A former, longtime prosecutor who now works in private practice threw his hat into the ring Thursday for Roanoke County commonwealth’s attorney.
Dirk Padgett, 57, vowed to bring a new energy to that office and to ramp up the pursuit of drug dealers, child predators and others who prey on the community.
“I want these criminals to know that, when you break the law in Roanoke County, somebody is waiting for you,” he said. “… I’m going to come down hard on them.”
This is Padgett’s first run for public office. He currently has a private practice specializing in criminal defense and family law.
He’s also worked as a prosecutor both at the local level in Bedford County, where he served for 13 years, and at the federal level with the military, in the U.S. Navy prosecutor’s office, where his portfolio included handling terrorism cases.
On Thursday, flanked by family and supporters, Padgett described himself as a tough but fair presence in the courtroom.
“As a prosecutor, I don’t believe in cookie-cutter justice,” he said. “… You deal with every case on its own merits. That’s justice.”
At the same time, Padgett said he’d give no quarter to those who commit crime in the Roanoke Valley. If elected, he said he’d work to strengthen regional cooperation and solidify a unified front with surrounding jurisdictions.
He also outlined plans to put more focus on crimes against children, an issue he worked on in Bedford County, where the sheriff’s office spearheads a regional task force investigating online predators.

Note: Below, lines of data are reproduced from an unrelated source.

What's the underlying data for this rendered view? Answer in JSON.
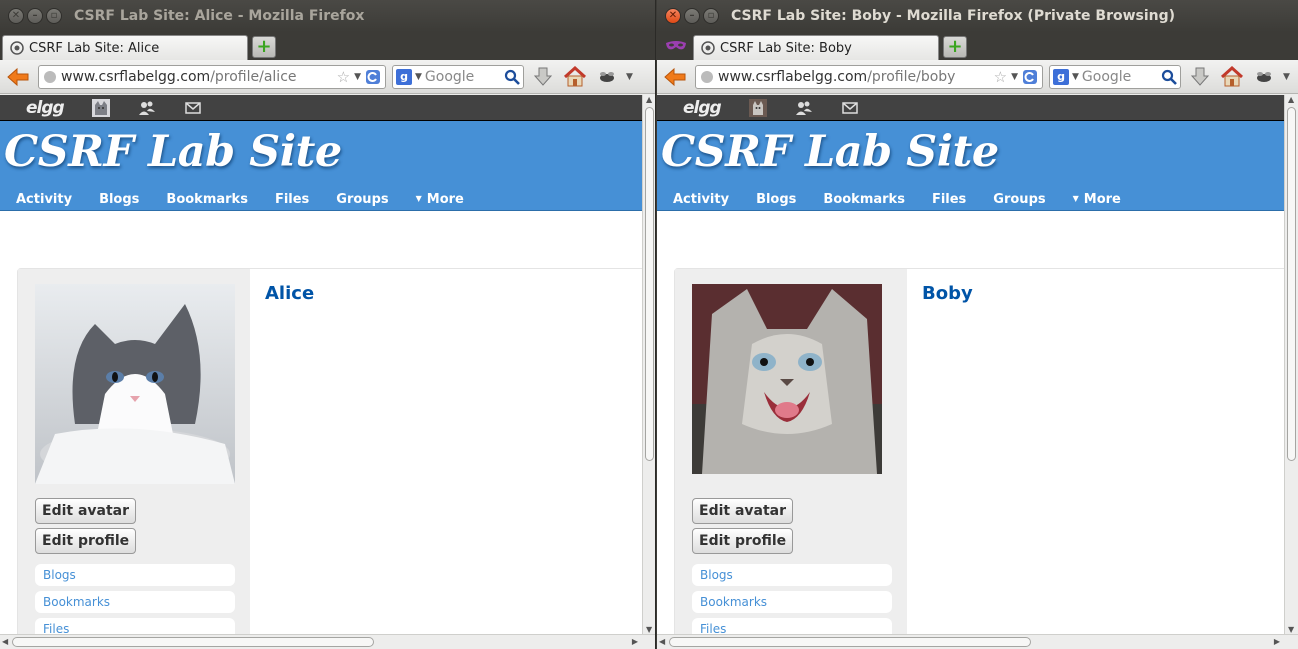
{
  "windows": [
    {
      "title": "CSRF Lab Site: Alice - Mozilla Firefox",
      "tab_label": "CSRF Lab Site: Alice",
      "url_host": "www.csrflabelgg.com",
      "url_path": "/profile/alice",
      "search_placeholder": "Google",
      "topbar_logo": "elgg",
      "site_title": "CSRF Lab Site",
      "menu": [
        "Activity",
        "Blogs",
        "Bookmarks",
        "Files",
        "Groups",
        "More"
      ],
      "profile_name": "Alice",
      "buttons": {
        "edit_avatar": "Edit avatar",
        "edit_profile": "Edit profile"
      },
      "owner_links": [
        "Blogs",
        "Bookmarks",
        "Files"
      ]
    },
    {
      "title": "CSRF Lab Site: Boby - Mozilla Firefox (Private Browsing)",
      "tab_label": "CSRF Lab Site: Boby",
      "url_host": "www.csrflabelgg.com",
      "url_path": "/profile/boby",
      "search_placeholder": "Google",
      "topbar_logo": "elgg",
      "site_title": "CSRF Lab Site",
      "menu": [
        "Activity",
        "Blogs",
        "Bookmarks",
        "Files",
        "Groups",
        "More"
      ],
      "profile_name": "Boby",
      "buttons": {
        "edit_avatar": "Edit avatar",
        "edit_profile": "Edit profile"
      },
      "owner_links": [
        "Blogs",
        "Bookmarks",
        "Files"
      ]
    }
  ],
  "colors": {
    "header_blue": "#4690d6",
    "link_blue": "#0054a7",
    "topbar": "#424242"
  },
  "icons": [
    "close-icon",
    "minimize-icon",
    "maximize-icon",
    "back-arrow-icon",
    "reload-icon",
    "bookmark-star-icon",
    "download-icon",
    "home-icon",
    "addon-icon",
    "search-icon",
    "private-browsing-icon"
  ]
}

Supporters on hand for Padgett’s campaign kick-off included Bedford County Sheriff Mike Brown.
Padgett, who plans to run as an independent, is the first to publicly launch his campaign for Roanoke County commonwealth’s attorney.
Other announcements are expected. The office’s longtime incumbent, Randy Leach, retired in January.
The commonwealth’s attorney is one of five independently elected constitutional offices in the county. The office carries a four-year term and is paid an annual minimum of $135,449.
Election Day is Nov. 5. Other offices that will be on the ballot in Roanoke County include: three seats on the board of supervisors, two school board seats, sheriff, treasurer and revenue commissioner.